Fri Jun 17, 2022 10:28 am
siskue2005 wrote:
Thu Jun 16, 2022 8:28 pm
The cheapest and easier way to solve the proposing for 2023
1. Suspension changes - allow the various advanced things they were already running in 2021 ( no particular change is racing, but cheapest as everyone had very advanced suspension - can also buy from other teams)
2. Suspesnion changes - allow a standard active suspension (which will be good as this will mean more close racing)
3. Floor changes like reduce the effect of venturi by making it smaller (poor close racing)
4. Allow mass dampers - cheapest and easier to use ( no particular change is racing)

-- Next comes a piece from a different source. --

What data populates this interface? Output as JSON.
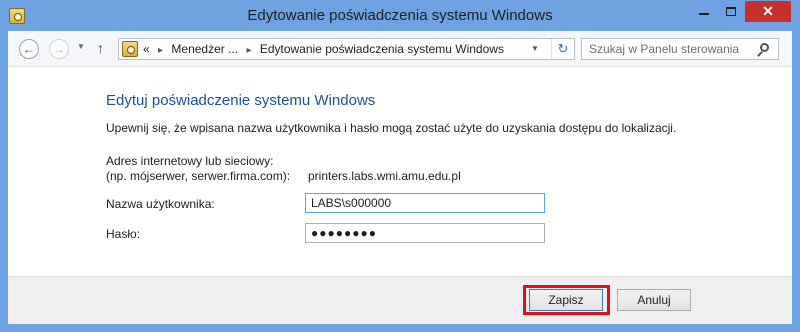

So these are the possible changes for 2023... you don't need unanimous approval from all teams for a rule change for next year.
If the current idea is enforceable then there's probably no particular reason to do anything else.
The band aid fix won't be a permanent solution..